Projects must be viable
Sun, 03/27/2016 - 5:08pm Barbados1
A VIABLE capital works programmes will constitute part of the country’s way out of the economic challenges being faced.
This is the view of economist Ryan Straughn, who told the media during a recent press conference that it is not so much the construction which he said must be driven almost by private sector investment, but the actual operation of the projects on completion that will tell the full tale of their economic contribution.
“Whatever project – large, small medium – whether it is Sam Lord’s or any other project, it has to go through the construction phase, and then open and be operational. I am suggesting that the way forward is not to start building stuff, it is to make sure you can complete it, get it operationalised so that you can start to earn some foreign exchange from it,” he said.
“Because at the end of the day we are not able to see the investment reach the average guy in the street, the mason, the plumber and their families, then it would be all for naught. Because you can build buildings … the clear example of that is the Grotto, it is built, but there is no one living there so there is no revenue stream from mortgages or rent coming in,” he charged.

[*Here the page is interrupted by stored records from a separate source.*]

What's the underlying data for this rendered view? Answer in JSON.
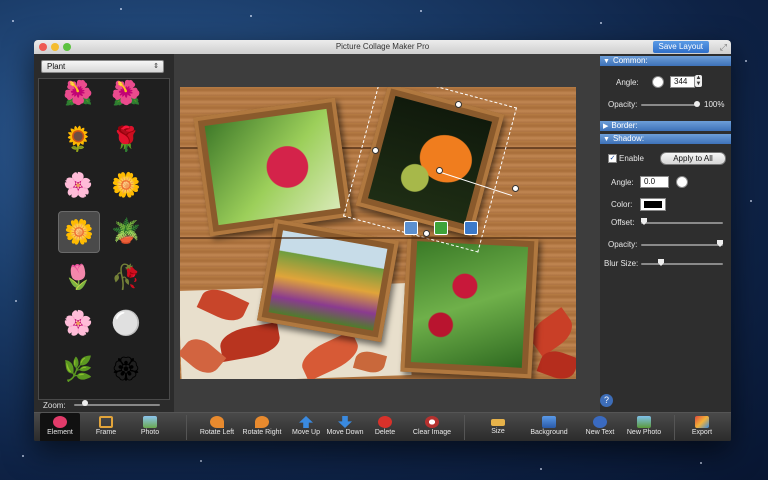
{
  "window": {
    "title": "Picture Collage Maker Pro",
    "save_layout": "Save Layout"
  },
  "left_panel": {
    "category": "Plant",
    "zoom_label": "Zoom:",
    "zoom_level": 0.1,
    "items": [
      {
        "name": "red-flower-icon",
        "glyph": "🌺"
      },
      {
        "name": "orange-flower-icon",
        "glyph": "🌺"
      },
      {
        "name": "sunflower-icon",
        "glyph": "🌻"
      },
      {
        "name": "pink-rose-icon",
        "glyph": "🌹"
      },
      {
        "name": "pink-flower-icon",
        "glyph": "🌸"
      },
      {
        "name": "blue-flower-icon",
        "glyph": "🌼"
      },
      {
        "name": "smiling-flower-icon",
        "glyph": "🌼"
      },
      {
        "name": "potted-flower-icon",
        "glyph": "🪴"
      },
      {
        "name": "tulip-bud-icon",
        "glyph": "🌷"
      },
      {
        "name": "red-bud-icon",
        "glyph": "🥀"
      },
      {
        "name": "pink-blossom-icon",
        "glyph": "🌸"
      },
      {
        "name": "dandelion-icon",
        "glyph": "⚪"
      },
      {
        "name": "grass-tuft-icon",
        "glyph": "🌿"
      },
      {
        "name": "pinwheel-icon",
        "glyph": "🏵"
      }
    ]
  },
  "right_panel": {
    "common": {
      "header": "Common:",
      "angle_label": "Angle:",
      "angle_value": "344",
      "opacity_label": "Opacity:",
      "opacity_value": "100%"
    },
    "border": {
      "header": "Border:"
    },
    "shadow": {
      "header": "Shadow:",
      "enable_label": "Enable",
      "apply_all": "Apply to All",
      "angle_label": "Angle:",
      "angle_value": "0.0",
      "color_label": "Color:",
      "color_value": "#000000",
      "offset_label": "Offset:",
      "opacity_label": "Opacity:",
      "blur_label": "Blur Size:"
    }
  },
  "toolbar": {
    "element": "Element",
    "frame": "Frame",
    "photo": "Photo",
    "rotate_left": "Rotate Left",
    "rotate_right": "Rotate Right",
    "move_up": "Move Up",
    "move_down": "Move Down",
    "delete": "Delete",
    "clear_image": "Clear Image",
    "size": "Size",
    "background": "Background",
    "new_text": "New Text",
    "new_photo": "New Photo",
    "export": "Export"
  },
  "help": "?",
  "colors": {
    "accent": "#3e72b8",
    "wood": "#b57b44"
  }
}
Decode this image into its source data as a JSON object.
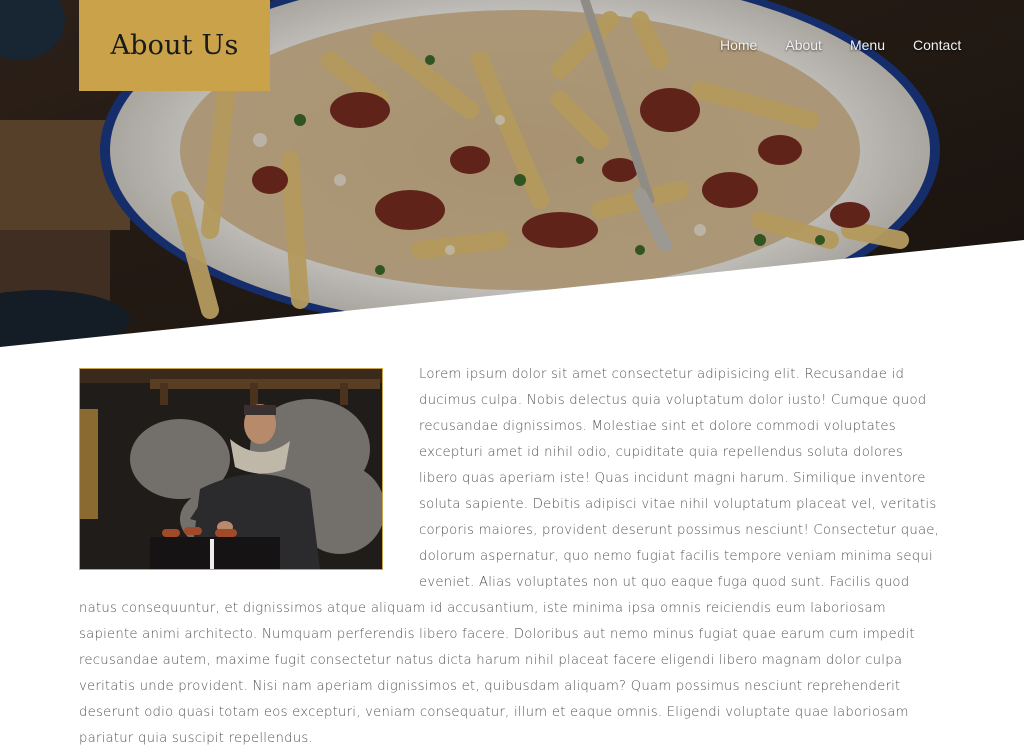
{
  "header": {
    "title": "About Us",
    "accent_color": "#c9a24a"
  },
  "nav": {
    "items": [
      {
        "label": "Home"
      },
      {
        "label": "About"
      },
      {
        "label": "Menu"
      },
      {
        "label": "Contact"
      }
    ]
  },
  "hero": {
    "image": "poutine-fries-plate-photo"
  },
  "content": {
    "image": "chef-grilling-sausages-photo",
    "paragraph": "Lorem ipsum dolor sit amet consectetur adipisicing elit. Recusandae id ducimus culpa. Nobis delectus quia voluptatum dolor iusto! Cumque quod recusandae dignissimos. Molestiae sint et dolore commodi voluptates excepturi amet id nihil odio, cupiditate quia repellendus soluta dolores libero quas aperiam iste! Quas incidunt magni harum. Similique inventore soluta sapiente. Debitis adipisci vitae nihil voluptatum placeat vel, veritatis corporis maiores, provident deserunt possimus nesciunt! Consectetur quae, dolorum aspernatur, quo nemo fugiat facilis tempore veniam minima sequi eveniet. Alias voluptates non ut quo eaque fuga quod sunt. Facilis quod natus consequuntur, et dignissimos atque aliquam id accusantium, iste minima ipsa omnis reiciendis eum laboriosam sapiente animi architecto. Numquam perferendis libero facere. Doloribus aut nemo minus fugiat quae earum cum impedit recusandae autem, maxime fugit consectetur natus dicta harum nihil placeat facere eligendi libero magnam dolor culpa veritatis unde provident. Nisi nam aperiam dignissimos et, quibusdam aliquam? Quam possimus nesciunt reprehenderit deserunt odio quasi totam eos excepturi, veniam consequatur, illum et eaque omnis. Eligendi voluptate quae laboriosam pariatur quia suscipit repellendus."
  }
}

Straughn, chosen to contest the Christ Church East Central seat on a BLP ticket, said Government must therefore be certain of the viability of these projects prior to construction. “So that at its conclusion, the purpose for which it was built would start to yield some benefits for which it was intended. That is the ethos for which any person running any organisation should seek to follow.”
A former President of the Barbados Economic Society, he also suggested that businesses and households need to be in a position where they can plan their affairs. “So any further taxation without necessarily seeing an improvement in the delivery of goods and services across the public sector, then we will not see any growth.”

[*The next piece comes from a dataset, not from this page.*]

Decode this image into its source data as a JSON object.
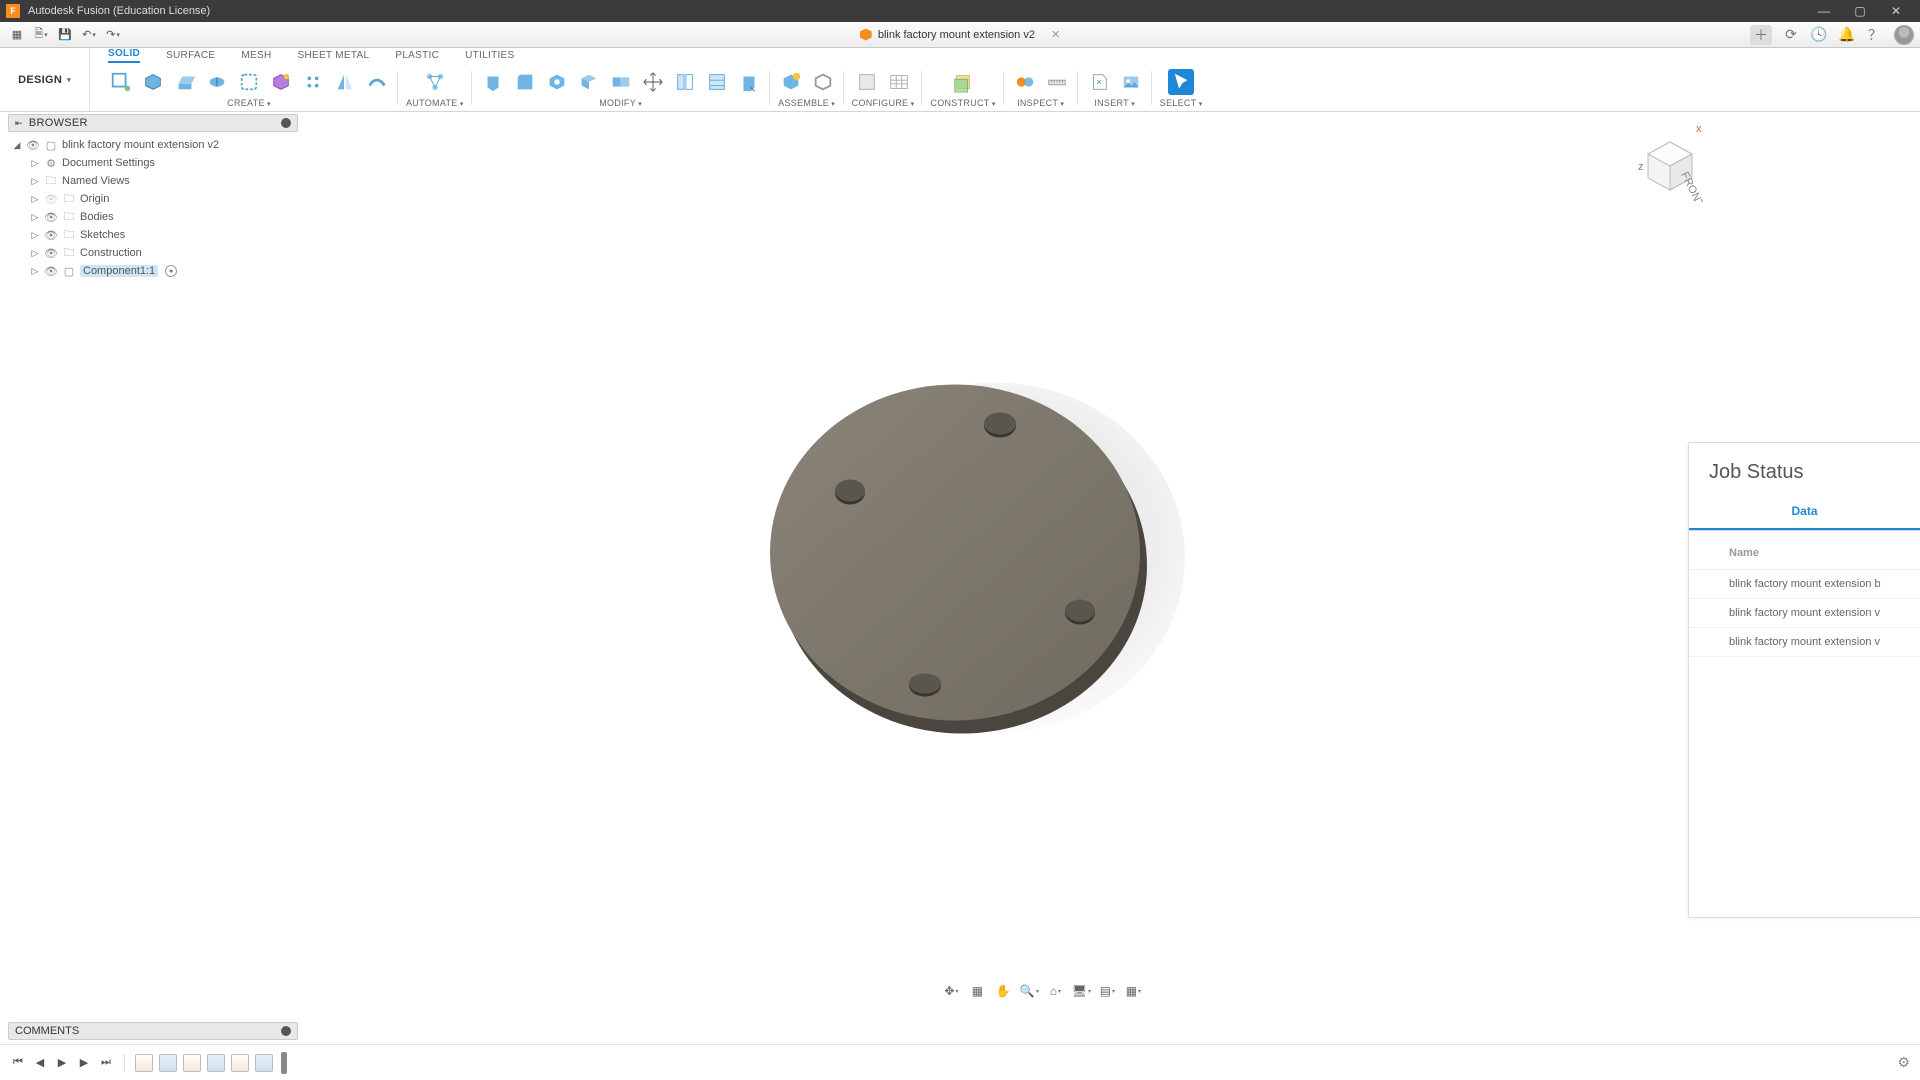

Straughn stated that the growth in the economy has always been led by the private sector, which has been told to hold strain. He opined that there is only so much strain that sector can take. “I am suggesting that rather than use resources specifically to hold strain we need to encourage investment.” (JH)